Even 6-year-old Lucas has an opinion on the game – “the goalie is out!??!!” he states with giddiness, in reference to the Chicago Blackhawks pulling the goalie with 4 minutes to go, and a not-so-simple 3 goal deficit. If you don’t follow hockey, just know that any game play analysis is endearing and often brutally honest when it comes from little Lucas. Cuteness factor aside, Lucas is doing what many children do – he is celebrating his sameness with those around him. He gets hockey just like his dad, uncles, aunties and grandparents do. Sameness binds us together and reminds us where we belong.

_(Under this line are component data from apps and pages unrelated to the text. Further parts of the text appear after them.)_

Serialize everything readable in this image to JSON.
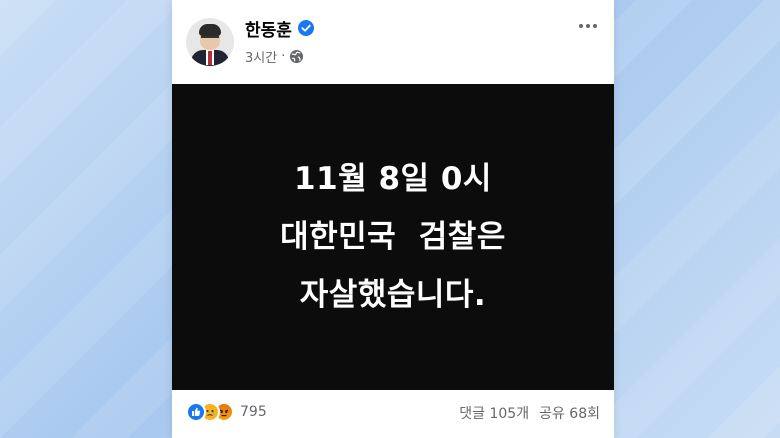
{
  "post": {
    "author_name": "한동훈",
    "time": "3시간",
    "dot": "·",
    "media_lines": [
      "11월 8일 0시",
      "대한민국  검찰은",
      "자살했습니다."
    ],
    "reaction_count": "795",
    "comments": "댓글 105개",
    "shares": "공유 68회"
  },
  "icons": {
    "verified": "verified-badge-icon",
    "privacy": "globe-icon",
    "more": "more-options-icon",
    "reactions": [
      "like-icon",
      "sad-icon",
      "angry-icon"
    ]
  },
  "colors": {
    "accent": "#1877f2",
    "text_secondary": "#65676b",
    "media_bg": "#0c0c0c"
  }
}
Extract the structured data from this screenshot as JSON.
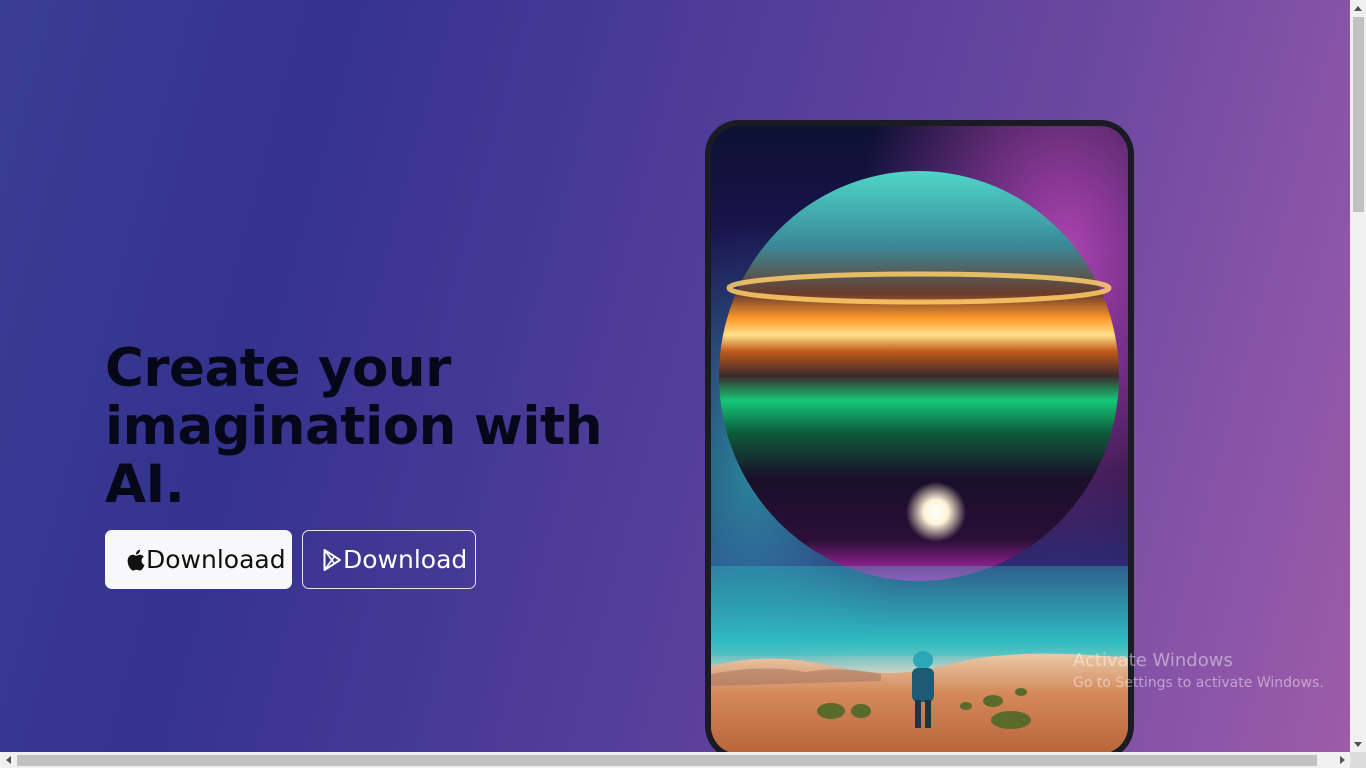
{
  "hero": {
    "headline": "Create your imagination with AI."
  },
  "buttons": {
    "apple_label": "Downloaad",
    "play_label": "Download",
    "apple_icon": "apple-icon",
    "play_icon": "play-store-icon"
  },
  "watermark": {
    "line1": "Activate Windows",
    "line2": "Go to Settings to activate Windows."
  },
  "colors": {
    "headline": "#07071a",
    "apple_button_bg": "#f8f8fa",
    "phone_frame": "#1b1b24"
  }
}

In addition to a sense of belonging contributing to a child’s self-esteem and healthy attachments, “…[belonging} is one of the things that makes life bearable, and it can be tough to look at a binary world and choose against both sides” (Andrew Solomon, Far from the Tree: Parents, Children, and the Search for Identity). We are often stuck in the binary of “mainstream” children versus children with”autism spectrum disorder (ASD)” (or insert any disability label here) and our current medical model focuses on how to make children who are “different” more like their peers. Those differences are particularly high-lighted when a child is on the autism spectrum. Out of love and hope for our children, we find ways to integrate a child and to erase those differences; we often forget that we can love our differences, shine light on how we are the same, and choose against the “binary” that creates a social hierarchy wherein children with ASD are pushed to adhere to their “mainstream” counterparts. How can we create a world where our similarities are more honoured and our identities are celebrated just as they are?
As I ponder this, the answer comes simply – I watch Brandon, his cousins and siblings on the trampoline. The shared giggles punctuates the unabashed love of play. There are intermittent check-in’s between the kids of “are you okay” when a flailing limb has accidentally found its way to a cousin’s face. There are no time constraints, no medical models, no binaries when you jump to new heights on the backyard trampoline – there is pee-in-your-pants laughter, holding hands and jumping to the sky and back, and moments that makes my adult worries in the last paragraph seem really quite meaningless in contrast.
Amidst the soundtrack of children playing, and the background of the late spring sunset, sits the expedition style kayak in which John will find his own moments come Saturday, May 24. I look forward to sharing those with you… (Ivy Vuu)